Securing data and communications at remote experimental facility
Protecting sensitive information has always been critical to Lawrence Livermore’s national security missions. In the digital age, a well-guarded door is not enough. For years, Weapons and Complex Integration (WCI) has used iSRD—short for Integrated Secret Restricted Data—to manage access to classified information. Similar systems are utilized across the Department of Energy (DOE) complex to facilitate collaboration between laboratories, plants, and strategic partners.
But collaboration was not quite as easy in the remote, dusty part of southern Nevada known as the Nevada National Security Site (NNSS, formerly known as the Nevada Test Site). For decades there, researchers and support staff from around the DOE complex have worked together to advance a wide variety of national missions, including stockpile stewardship, environmental programs, and defense and civil technologies.
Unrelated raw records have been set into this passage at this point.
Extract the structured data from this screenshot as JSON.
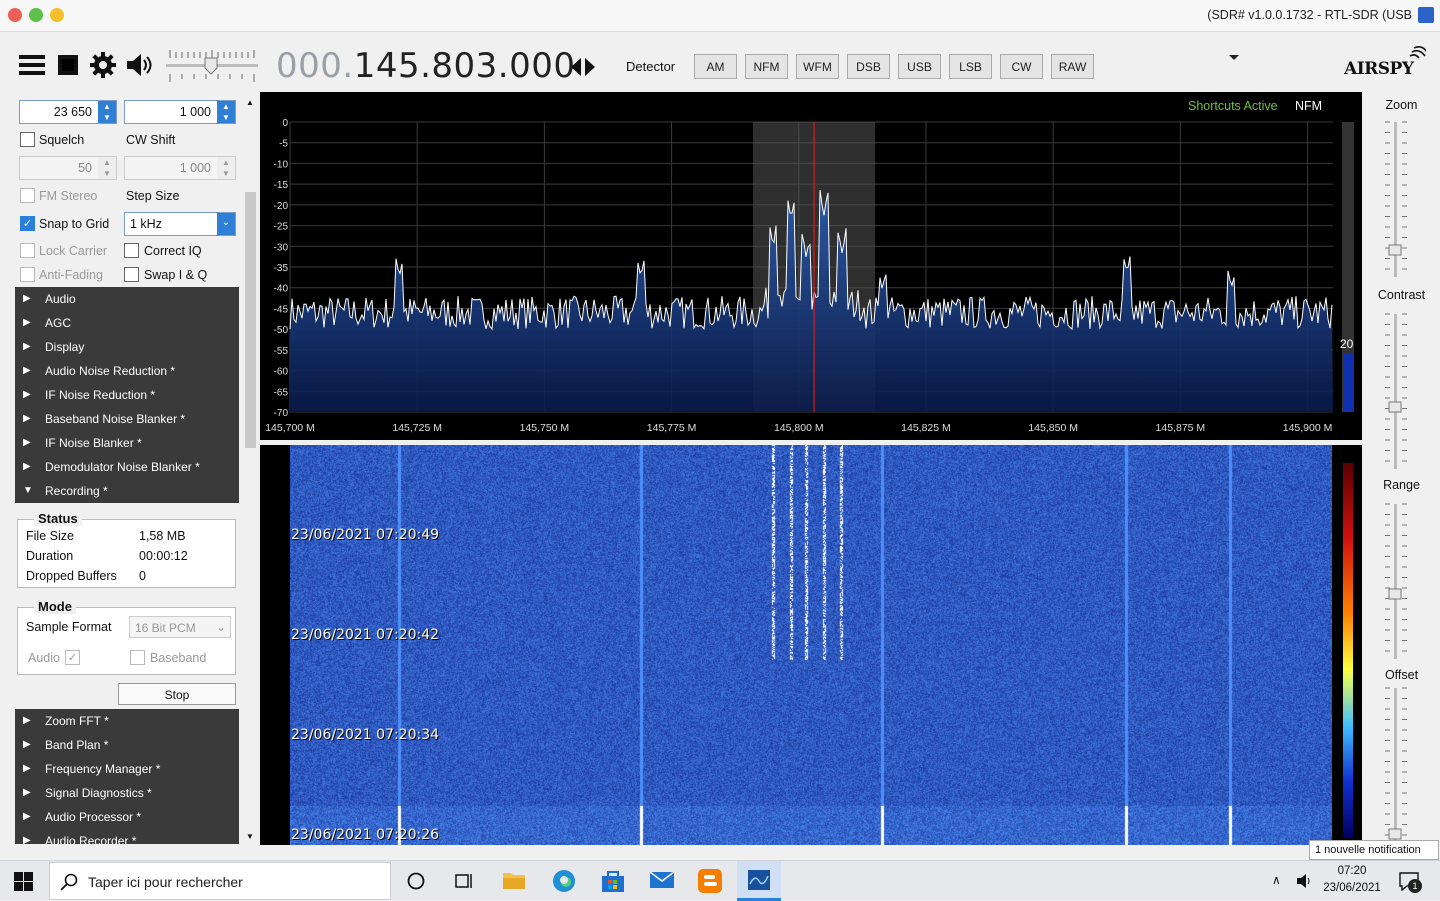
{
  "window": {
    "title": "(SDR# v1.0.0.1732 - RTL-SDR (USB"
  },
  "toolbar": {
    "frequency_dim": "000.",
    "frequency_main": "145.803.000",
    "detector_label": "Detector",
    "modes": [
      "AM",
      "NFM",
      "WFM",
      "DSB",
      "USB",
      "LSB",
      "CW",
      "RAW"
    ],
    "logo": "AIRSPY",
    "volume_level": 0.6
  },
  "sidebar": {
    "bandwidth_value": "23 650",
    "order_value": "1 000",
    "squelch_label": "Squelch",
    "cw_shift_label": "CW Shift",
    "squelch_value": "50",
    "cw_shift_value": "1 000",
    "fm_stereo_label": "FM Stereo",
    "step_size_label": "Step Size",
    "snap_label": "Snap to Grid",
    "step_value": "1 kHz",
    "lock_carrier_label": "Lock Carrier",
    "correct_iq_label": "Correct IQ",
    "anti_fading_label": "Anti-Fading",
    "swap_iq_label": "Swap I & Q",
    "panels_top": [
      "Audio",
      "AGC",
      "Display",
      "Audio Noise Reduction *",
      "IF Noise Reduction *",
      "Baseband Noise Blanker *",
      "IF Noise Blanker *",
      "Demodulator Noise Blanker *"
    ],
    "recording_panel": "Recording *",
    "status": {
      "title": "Status",
      "rows": [
        {
          "label": "File Size",
          "value": "1,58 MB"
        },
        {
          "label": "Duration",
          "value": "00:00:12"
        },
        {
          "label": "Dropped Buffers",
          "value": "0"
        }
      ]
    },
    "mode": {
      "title": "Mode",
      "sample_format_label": "Sample Format",
      "sample_format_value": "16 Bit PCM",
      "audio_label": "Audio",
      "baseband_label": "Baseband",
      "stop_label": "Stop"
    },
    "panels_bottom": [
      "Zoom FFT *",
      "Band Plan *",
      "Frequency Manager *",
      "Signal Diagnostics *",
      "Audio Processor *",
      "Audio Recorder *"
    ]
  },
  "spectrum": {
    "shortcuts_label": "Shortcuts Active",
    "mode_label": "NFM",
    "db_ticks": [
      "0",
      "-5",
      "-10",
      "-15",
      "-20",
      "-25",
      "-30",
      "-35",
      "-40",
      "-45",
      "-50",
      "-55",
      "-60",
      "-65",
      "-70"
    ],
    "freq_ticks": [
      "145,700 M",
      "145,725 M",
      "145,750 M",
      "145,775 M",
      "145,800 M",
      "145,825 M",
      "145,850 M",
      "145,875 M",
      "145,900 M"
    ],
    "level_label": "20",
    "start_mhz": 145.7,
    "end_mhz": 145.905,
    "tuned_mhz": 145.803,
    "filter_low_mhz": 145.791,
    "filter_high_mhz": 145.815,
    "noise_floor_db": -46,
    "peaks": [
      {
        "mhz": 145.7215,
        "db": -37
      },
      {
        "mhz": 145.769,
        "db": -37
      },
      {
        "mhz": 145.795,
        "db": -31
      },
      {
        "mhz": 145.7985,
        "db": -25
      },
      {
        "mhz": 145.8015,
        "db": -35
      },
      {
        "mhz": 145.805,
        "db": -24
      },
      {
        "mhz": 145.8085,
        "db": -33
      },
      {
        "mhz": 145.8165,
        "db": -40
      },
      {
        "mhz": 145.8645,
        "db": -37
      },
      {
        "mhz": 145.885,
        "db": -40
      }
    ]
  },
  "waterfall": {
    "timestamps": [
      "23/06/2021 07:20:49",
      "23/06/2021 07:20:42",
      "23/06/2021 07:20:34",
      "23/06/2021 07:20:26"
    ]
  },
  "right_panel": {
    "zoom_label": "Zoom",
    "contrast_label": "Contrast",
    "range_label": "Range",
    "offset_label": "Offset"
  },
  "notification": {
    "text": "1 nouvelle notification"
  },
  "taskbar": {
    "search_placeholder": "Taper ici pour rechercher",
    "time": "07:20",
    "date": "23/06/2021",
    "notif_count": "1"
  },
  "colors": {
    "accent": "#2a7fdc",
    "spectrum_fill": "#1f4fa0",
    "waterfall": "#1a3fb8",
    "tuned_line": "#e01a1a"
  }
}
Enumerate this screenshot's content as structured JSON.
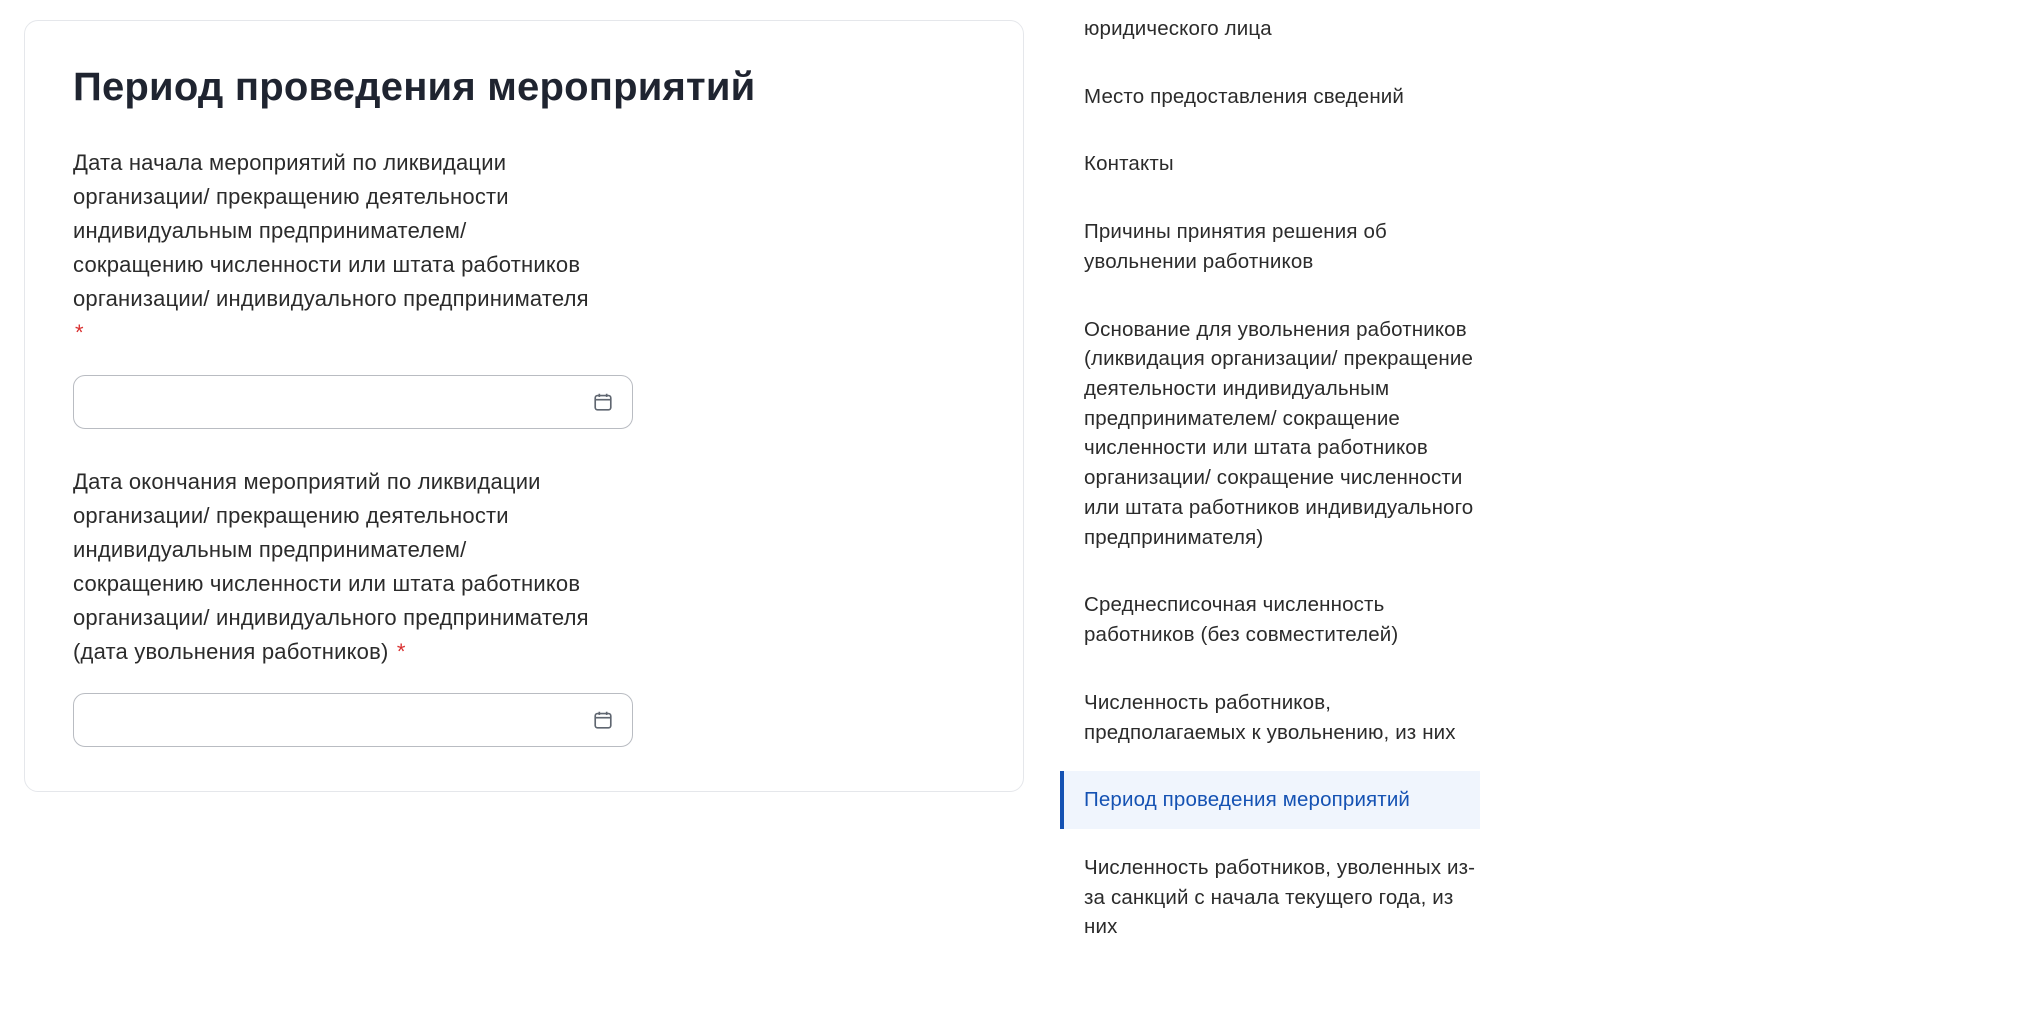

But until last year, iSRD terminals at NNSS were too few and far between; they were distant from important experiments, delaying collaboration and making timely data transfer challenging.
“It’s a big portion of Nevada,” says WCI Deputy Information Technology (IT) Manager Marc Stearman of the 1,360-square-mile facility, which stretches from north of Las Vegas to just south of Tonopah, Nevada. “If you were doing experiments deep into the site and you needed to take some of that data and interface with the classified network, it would take you an hour’s drive just to get to the terminal, and then an hour back.”
In 2018 and with the support of several Computing staff, WCI funded and managed a project that extended the iSRD system to its employees at NNSS, earning the team a 2018 Director’s Institutional Operational Excellence Award. Today, sensitive data from experiments with national-security focus can be transferred quickly and securely over the iSRD network, instead of on CDs, DVDs, or USB drives that had to be physically transported with enhanced controls.
The team overcame many obstacles before the project could be declared a success. For example, in sparsely occupied Nevada, connecting to high-bandwidth, secure, and speedy Internet access is no simple task. Some experimental data sets can grow into hundreds of gigabytes.
“Some of the biggest challenges were network speed and access,” says Stearman. “We had to interface with several network providers to find where the bottlenecks were and make sure the equipment was upgraded for the proper speeds.”
Supporting the installation of iSRD was not a foregone conclusion, either. Only two Lawrence Livermore IT employees (Scott Richardson and Brian Musick) are stationed at NNSS, making a large network of on-site storage and access terminals unwieldy to maintain. Along with Stearman, WCI Information Technology Manager Garry Schmerer and several colleagues devised a virtual terminal solution, allowing data to be kept at Livermore’s main site where more staff is available to support it. Only the computer screens and interfaces exist at NNSS, with data racing back and forth through a wide variety of secure telecommunications providers.
“There was a good deal of effort involved, from network expansion and troubleshooting network speeds, to installation of facilities and equipment and architecting a desktop computer solution,” says Stearman.
There are plans to extend iSRD even further to other parts of NNSS, but for now, the improved ability for scientists and support staff in Nevada to more quickly share information with colleagues across DOE has reaped benefits for the security of the United States. With the security and speed of iSRD now extended to one of the nation’s most important experimental sites, collaborators are more agile than ever—and they no longer have to drive hours across the desert to use a secure computer.
Photo above, courtesy of Nevada Field Office: The NNSS stretches across a large swath of southern Nevada, where a wide-ranging team of scientists, engineers, and staff from across the DOE work toward national security goals. A group poses beside the Sedan Crater during a 2018 tour of NNSS. The Sedan test was a nuclear explosion detonated as part of Project Plowshare.